Stored data
________

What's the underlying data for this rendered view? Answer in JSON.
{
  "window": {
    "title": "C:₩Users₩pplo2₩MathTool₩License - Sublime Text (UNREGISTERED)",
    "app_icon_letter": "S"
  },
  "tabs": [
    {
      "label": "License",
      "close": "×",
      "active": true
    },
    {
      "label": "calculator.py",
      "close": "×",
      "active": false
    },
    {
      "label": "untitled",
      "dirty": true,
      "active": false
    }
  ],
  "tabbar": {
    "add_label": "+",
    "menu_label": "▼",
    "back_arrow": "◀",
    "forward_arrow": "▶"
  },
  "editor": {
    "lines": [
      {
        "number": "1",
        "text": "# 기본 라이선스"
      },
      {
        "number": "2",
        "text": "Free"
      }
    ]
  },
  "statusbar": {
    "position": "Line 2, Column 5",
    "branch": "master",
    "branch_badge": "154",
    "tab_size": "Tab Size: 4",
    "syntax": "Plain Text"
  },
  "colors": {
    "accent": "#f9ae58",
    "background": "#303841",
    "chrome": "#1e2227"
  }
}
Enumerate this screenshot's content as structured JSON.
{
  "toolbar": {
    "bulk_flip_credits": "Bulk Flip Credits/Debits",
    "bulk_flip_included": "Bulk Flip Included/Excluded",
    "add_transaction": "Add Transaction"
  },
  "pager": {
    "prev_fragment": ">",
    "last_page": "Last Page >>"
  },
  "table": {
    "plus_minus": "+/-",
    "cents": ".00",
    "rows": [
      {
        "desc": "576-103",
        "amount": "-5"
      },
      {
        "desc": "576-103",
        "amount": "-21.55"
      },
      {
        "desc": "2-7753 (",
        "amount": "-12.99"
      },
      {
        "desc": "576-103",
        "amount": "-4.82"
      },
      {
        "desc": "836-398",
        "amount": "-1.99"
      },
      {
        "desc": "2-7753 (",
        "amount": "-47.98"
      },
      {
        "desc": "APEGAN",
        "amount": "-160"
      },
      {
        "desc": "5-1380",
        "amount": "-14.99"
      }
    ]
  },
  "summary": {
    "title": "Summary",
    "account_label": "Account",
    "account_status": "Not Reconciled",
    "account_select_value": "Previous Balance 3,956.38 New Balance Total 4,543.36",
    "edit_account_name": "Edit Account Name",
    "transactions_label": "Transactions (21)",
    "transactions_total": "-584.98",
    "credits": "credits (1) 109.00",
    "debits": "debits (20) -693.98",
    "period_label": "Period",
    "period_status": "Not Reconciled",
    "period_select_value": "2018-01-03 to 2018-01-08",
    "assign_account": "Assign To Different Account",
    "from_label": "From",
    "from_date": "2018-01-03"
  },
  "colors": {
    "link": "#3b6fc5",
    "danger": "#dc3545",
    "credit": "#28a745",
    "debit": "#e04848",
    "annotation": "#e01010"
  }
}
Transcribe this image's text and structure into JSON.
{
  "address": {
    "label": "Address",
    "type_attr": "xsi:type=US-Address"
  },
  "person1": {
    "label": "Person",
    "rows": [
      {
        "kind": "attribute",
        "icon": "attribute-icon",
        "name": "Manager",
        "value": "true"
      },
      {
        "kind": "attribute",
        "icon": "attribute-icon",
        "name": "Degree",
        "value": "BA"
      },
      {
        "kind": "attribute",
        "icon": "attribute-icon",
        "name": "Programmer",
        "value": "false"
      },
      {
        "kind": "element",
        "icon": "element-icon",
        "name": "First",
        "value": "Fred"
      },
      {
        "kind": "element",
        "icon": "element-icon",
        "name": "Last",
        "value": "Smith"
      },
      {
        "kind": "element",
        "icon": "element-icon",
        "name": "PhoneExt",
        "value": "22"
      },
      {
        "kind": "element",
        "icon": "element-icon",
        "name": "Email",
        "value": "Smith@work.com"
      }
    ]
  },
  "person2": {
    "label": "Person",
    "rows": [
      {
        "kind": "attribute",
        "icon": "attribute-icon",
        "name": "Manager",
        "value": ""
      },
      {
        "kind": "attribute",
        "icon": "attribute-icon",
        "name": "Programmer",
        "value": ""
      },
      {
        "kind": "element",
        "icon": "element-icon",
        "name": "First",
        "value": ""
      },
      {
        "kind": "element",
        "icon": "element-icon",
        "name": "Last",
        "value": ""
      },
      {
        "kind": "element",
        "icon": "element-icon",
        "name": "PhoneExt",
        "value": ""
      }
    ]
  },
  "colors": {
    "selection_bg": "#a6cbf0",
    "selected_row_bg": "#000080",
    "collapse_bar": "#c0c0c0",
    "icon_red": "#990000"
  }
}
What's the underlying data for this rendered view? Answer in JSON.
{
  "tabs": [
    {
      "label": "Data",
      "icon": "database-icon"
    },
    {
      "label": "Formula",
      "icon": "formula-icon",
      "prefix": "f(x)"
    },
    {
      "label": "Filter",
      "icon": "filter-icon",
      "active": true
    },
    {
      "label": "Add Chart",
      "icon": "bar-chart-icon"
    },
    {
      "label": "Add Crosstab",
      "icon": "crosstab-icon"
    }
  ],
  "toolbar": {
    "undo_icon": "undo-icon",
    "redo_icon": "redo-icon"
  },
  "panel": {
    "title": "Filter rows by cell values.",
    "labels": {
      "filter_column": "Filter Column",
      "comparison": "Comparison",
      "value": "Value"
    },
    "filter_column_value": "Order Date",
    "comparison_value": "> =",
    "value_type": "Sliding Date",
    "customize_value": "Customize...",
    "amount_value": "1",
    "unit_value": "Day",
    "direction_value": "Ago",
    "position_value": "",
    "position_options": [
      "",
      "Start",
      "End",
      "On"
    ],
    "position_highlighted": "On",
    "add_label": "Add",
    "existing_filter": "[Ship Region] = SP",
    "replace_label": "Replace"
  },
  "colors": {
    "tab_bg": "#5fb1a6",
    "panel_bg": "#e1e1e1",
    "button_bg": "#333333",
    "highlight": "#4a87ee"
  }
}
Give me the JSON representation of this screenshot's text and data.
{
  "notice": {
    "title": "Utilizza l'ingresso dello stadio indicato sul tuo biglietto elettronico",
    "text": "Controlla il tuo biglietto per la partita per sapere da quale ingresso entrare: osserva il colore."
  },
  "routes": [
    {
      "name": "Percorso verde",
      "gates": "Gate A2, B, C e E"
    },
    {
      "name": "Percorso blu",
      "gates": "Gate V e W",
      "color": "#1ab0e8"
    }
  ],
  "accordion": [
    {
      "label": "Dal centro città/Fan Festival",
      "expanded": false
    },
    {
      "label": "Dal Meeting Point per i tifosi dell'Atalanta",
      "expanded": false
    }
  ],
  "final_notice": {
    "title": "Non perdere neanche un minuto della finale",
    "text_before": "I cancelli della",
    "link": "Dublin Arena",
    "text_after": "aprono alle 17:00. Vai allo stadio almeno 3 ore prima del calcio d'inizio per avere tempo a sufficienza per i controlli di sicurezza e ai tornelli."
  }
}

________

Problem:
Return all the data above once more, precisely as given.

Exercise output:
What's the underlying data for this rendered view? Answer in JSON.
{
  "window": {
    "title": "C:₩Users₩pplo2₩MathTool₩License - Sublime Text (UNREGISTERED)",
    "app_icon_letter": "S"
  },
  "tabs": [
    {
      "label": "License",
      "close": "×",
      "active": true
    },
    {
      "label": "calculator.py",
      "close": "×",
      "active": false
    },
    {
      "label": "untitled",
      "dirty": true,
      "active": false
    }
  ],
  "tabbar": {
    "add_label": "+",
    "menu_label": "▼",
    "back_arrow": "◀",
    "forward_arrow": "▶"
  },
  "editor": {
    "lines": [
      {
        "number": "1",
        "text": "# 기본 라이선스"
      },
      {
        "number": "2",
        "text": "Free"
      }
    ]
  },
  "statusbar": {
    "position": "Line 2, Column 5",
    "branch": "master",
    "branch_badge": "154",
    "tab_size": "Tab Size: 4",
    "syntax": "Plain Text"
  },
  "colors": {
    "accent": "#f9ae58",
    "background": "#303841",
    "chrome": "#1e2227"
  }
}
Enumerate this screenshot's content as structured JSON.
{
  "toolbar": {
    "bulk_flip_credits": "Bulk Flip Credits/Debits",
    "bulk_flip_included": "Bulk Flip Included/Excluded",
    "add_transaction": "Add Transaction"
  },
  "pager": {
    "prev_fragment": ">",
    "last_page": "Last Page >>"
  },
  "table": {
    "plus_minus": "+/-",
    "cents": ".00",
    "rows": [
      {
        "desc": "576-103",
        "amount": "-5"
      },
      {
        "desc": "576-103",
        "amount": "-21.55"
      },
      {
        "desc": "2-7753 (",
        "amount": "-12.99"
      },
      {
        "desc": "576-103",
        "amount": "-4.82"
      },
      {
        "desc": "836-398",
        "amount": "-1.99"
      },
      {
        "desc": "2-7753 (",
        "amount": "-47.98"
      },
      {
        "desc": "APEGAN",
        "amount": "-160"
      },
      {
        "desc": "5-1380",
        "amount": "-14.99"
      }
    ]
  },
  "summary": {
    "title": "Summary",
    "account_label": "Account",
    "account_status": "Not Reconciled",
    "account_select_value": "Previous Balance 3,956.38 New Balance Total 4,543.36",
    "edit_account_name": "Edit Account Name",
    "transactions_label": "Transactions (21)",
    "transactions_total": "-584.98",
    "credits": "credits (1) 109.00",
    "debits": "debits (20) -693.98",
    "period_label": "Period",
    "period_status": "Not Reconciled",
    "period_select_value": "2018-01-03 to 2018-01-08",
    "assign_account": "Assign To Different Account",
    "from_label": "From",
    "from_date": "2018-01-03"
  },
  "colors": {
    "link": "#3b6fc5",
    "danger": "#dc3545",
    "credit": "#28a745",
    "debit": "#e04848",
    "annotation": "#e01010"
  }
}
Transcribe this image's text and structure into JSON.
{
  "address": {
    "label": "Address",
    "type_attr": "xsi:type=US-Address"
  },
  "person1": {
    "label": "Person",
    "rows": [
      {
        "kind": "attribute",
        "icon": "attribute-icon",
        "name": "Manager",
        "value": "true"
      },
      {
        "kind": "attribute",
        "icon": "attribute-icon",
        "name": "Degree",
        "value": "BA"
      },
      {
        "kind": "attribute",
        "icon": "attribute-icon",
        "name": "Programmer",
        "value": "false"
      },
      {
        "kind": "element",
        "icon": "element-icon",
        "name": "First",
        "value": "Fred"
      },
      {
        "kind": "element",
        "icon": "element-icon",
        "name": "Last",
        "value": "Smith"
      },
      {
        "kind": "element",
        "icon": "element-icon",
        "name": "PhoneExt",
        "value": "22"
      },
      {
        "kind": "element",
        "icon": "element-icon",
        "name": "Email",
        "value": "Smith@work.com"
      }
    ]
  },
  "person2": {
    "label": "Person",
    "rows": [
      {
        "kind": "attribute",
        "icon": "attribute-icon",
        "name": "Manager",
        "value": ""
      },
      {
        "kind": "attribute",
        "icon": "attribute-icon",
        "name": "Programmer",
        "value": ""
      },
      {
        "kind": "element",
        "icon": "element-icon",
        "name": "First",
        "value": ""
      },
      {
        "kind": "element",
        "icon": "element-icon",
        "name": "Last",
        "value": ""
      },
      {
        "kind": "element",
        "icon": "element-icon",
        "name": "PhoneExt",
        "value": ""
      }
    ]
  },
  "colors": {
    "selection_bg": "#a6cbf0",
    "selected_row_bg": "#000080",
    "collapse_bar": "#c0c0c0",
    "icon_red": "#990000"
  }
}
What's the underlying data for this rendered view? Answer in JSON.
{
  "tabs": [
    {
      "label": "Data",
      "icon": "database-icon"
    },
    {
      "label": "Formula",
      "icon": "formula-icon",
      "prefix": "f(x)"
    },
    {
      "label": "Filter",
      "icon": "filter-icon",
      "active": true
    },
    {
      "label": "Add Chart",
      "icon": "bar-chart-icon"
    },
    {
      "label": "Add Crosstab",
      "icon": "crosstab-icon"
    }
  ],
  "toolbar": {
    "undo_icon": "undo-icon",
    "redo_icon": "redo-icon"
  },
  "panel": {
    "title": "Filter rows by cell values.",
    "labels": {
      "filter_column": "Filter Column",
      "comparison": "Comparison",
      "value": "Value"
    },
    "filter_column_value": "Order Date",
    "comparison_value": "> =",
    "value_type": "Sliding Date",
    "customize_value": "Customize...",
    "amount_value": "1",
    "unit_value": "Day",
    "direction_value": "Ago",
    "position_value": "",
    "position_options": [
      "",
      "Start",
      "End",
      "On"
    ],
    "position_highlighted": "On",
    "add_label": "Add",
    "existing_filter": "[Ship Region] = SP",
    "replace_label": "Replace"
  },
  "colors": {
    "tab_bg": "#5fb1a6",
    "panel_bg": "#e1e1e1",
    "button_bg": "#333333",
    "highlight": "#4a87ee"
  }
}
Give me the JSON representation of this screenshot's text and data.
{
  "notice": {
    "title": "Utilizza l'ingresso dello stadio indicato sul tuo biglietto elettronico",
    "text": "Controlla il tuo biglietto per la partita per sapere da quale ingresso entrare: osserva il colore."
  },
  "routes": [
    {
      "name": "Percorso verde",
      "gates": "Gate A2, B, C e E"
    },
    {
      "name": "Percorso blu",
      "gates": "Gate V e W",
      "color": "#1ab0e8"
    }
  ],
  "accordion": [
    {
      "label": "Dal centro città/Fan Festival",
      "expanded": false
    },
    {
      "label": "Dal Meeting Point per i tifosi dell'Atalanta",
      "expanded": false
    }
  ],
  "final_notice": {
    "title": "Non perdere neanche un minuto della finale",
    "text_before": "I cancelli della",
    "link": "Dublin Arena",
    "text_after": "aprono alle 17:00. Vai allo stadio almeno 3 ore prima del calcio d'inizio per avere tempo a sufficienza per i controlli di sicurezza e ai tornelli."
  }
}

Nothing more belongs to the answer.